Home Airlines Why Are Airplane Windows So Small?

Why Are Airplane Windows So Small?

by SharonKurheg

Have you ever noticed that the inside of airplanes are HUGE but their windows are tiny? What’s up with that? Well, it turns out there are a couple of reasons…

Structural integrity

The metal that makes up the hull of a plane is made to be super strong and to withstand the changes in pressure outside when you’re going from 0 to 35,000 feet. The larger the windows on a plane, the less hull is available to keep the “outer skin” of the plane strong and resistant to these pressure changes. Granted, the windows are sealed in, but any discontinuity of the plane’s skin is going to be a weaker area. The last thing you want is for your plane to break apart in midair so they keep the windows small to maintain the maximal integrity of the “walls” of the plane.
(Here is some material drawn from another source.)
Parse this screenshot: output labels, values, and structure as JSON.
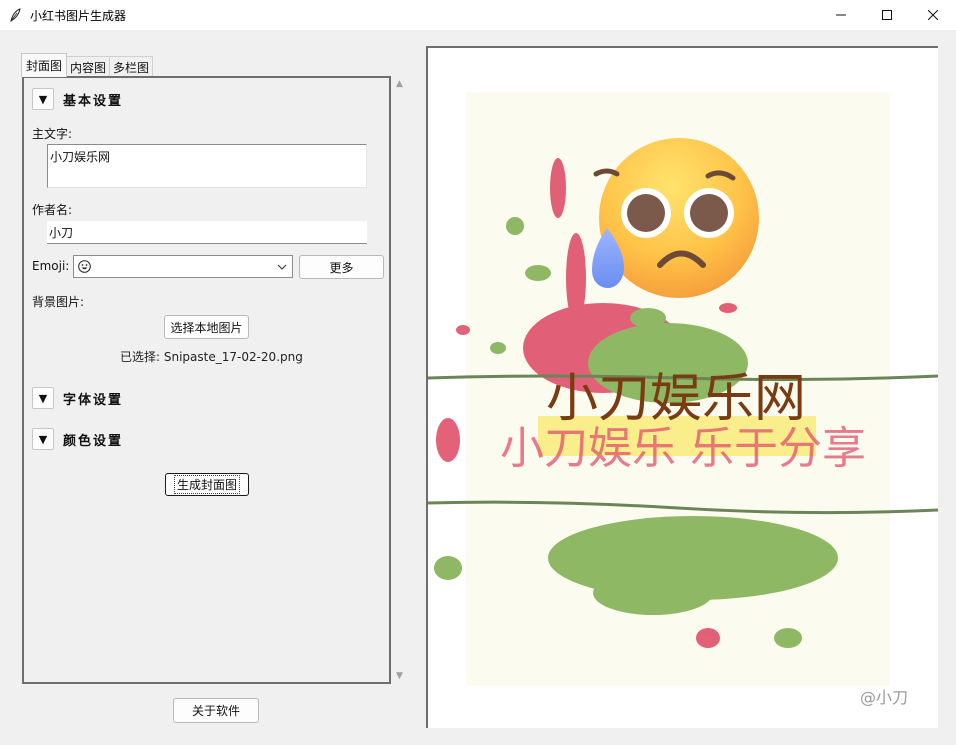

The structures to keep the windows safely in place, on top of the window itself, are heavy. Bigger windows  + more required to keep them in place = more weight. And we all know the crazy things airlines are doing to LOWER a plane’s weight.

In the event of an emergency

In April 2018, the engine of a Southwest Airlines Boeing 737-700 failed while at 32,000 feet. The shrapnel from the engine blast shattered a window of the plane and Jennifer Riordan, a resident of Albuquerque, NM, had the window seat in that row and was partially sucked out of said window. Despite heroic efforts by the crew and several of her fellow passengers who were able to successfully pull her back in, she didn’t survive the incident. The plane made an emergency landing and everyone else on the plane lived.

  • A smaller window meant the sudden pressure changes inside the plane took longer than if it had been a larger window, which allowed passengers to have enough oxygen to survive until the plane was low enough where the outside air had enough oxygen for normal breathing (oxygen masks were also in use, but those only give a few minutes’ of oxygen).
  • It sounds morbid but a smaller window meant only one person got sucked out. A larger window would have given room for more than one person to be pulled out from the pressure.

But what about that huge window in the cockpit?

That’s different ;-).

Pilots need to see what’s happening all around them (i.e. other aircraft, obstacles, runways, weather, terrain, etc.), so their windows are as large as possible. Airlines spend hundreds of thousands of dollars on these large, ultra-strong windows that are even stronger than the protective glass you see in banks. Besides being able to withstand the incredible pressure difference (and the occasional unlucky bird), aeronautical engineers have also ensured that they’re held in very versatile frames that are specifically designed to absorb and endure some of the strains of flying.

I suppose they could use the same sort of material and frame for passengers’ windows but it wouldn’t be cost-efficient.

Like this post? Please share it! We have plenty more just like it and would love if you decided to hang around and clicked the button on the top (if you’re on your computer) or the bottom (if you’re on your phone/tablet) of this page to follow our blog and get emailed notifications of when we post (it’s usually about 3 or 4 times a day). Or maybe you’d like to join our Facebook group, where we talk and ask questions about travel (including Disney parks), creative ways to earn frequent flyer miles and hotel points, how to save money on or for your trips, get access to travel articles you may not see otherwise, etc. Whether you’ve read our posts before or this is the first time you’re stopping by, we’re really glad you’re here and hope you come back to visit again!

This post first appeared on Your Mileage May Vary

1 comment

Glenn November 12, 2019 - 11:04 am

Good article, but your part about smaller windows meaning it would take longer to equalize pressure is plain wrong. Despite what you see in the movies, a blown out window would allow enough air to exit in a second or two to equalize the pressure to the outside. They do have bigger windows on planes such as the 787, so a lot of the arguments beyond structural kind of fall apart.


Leave a Reply

%d bloggers like this: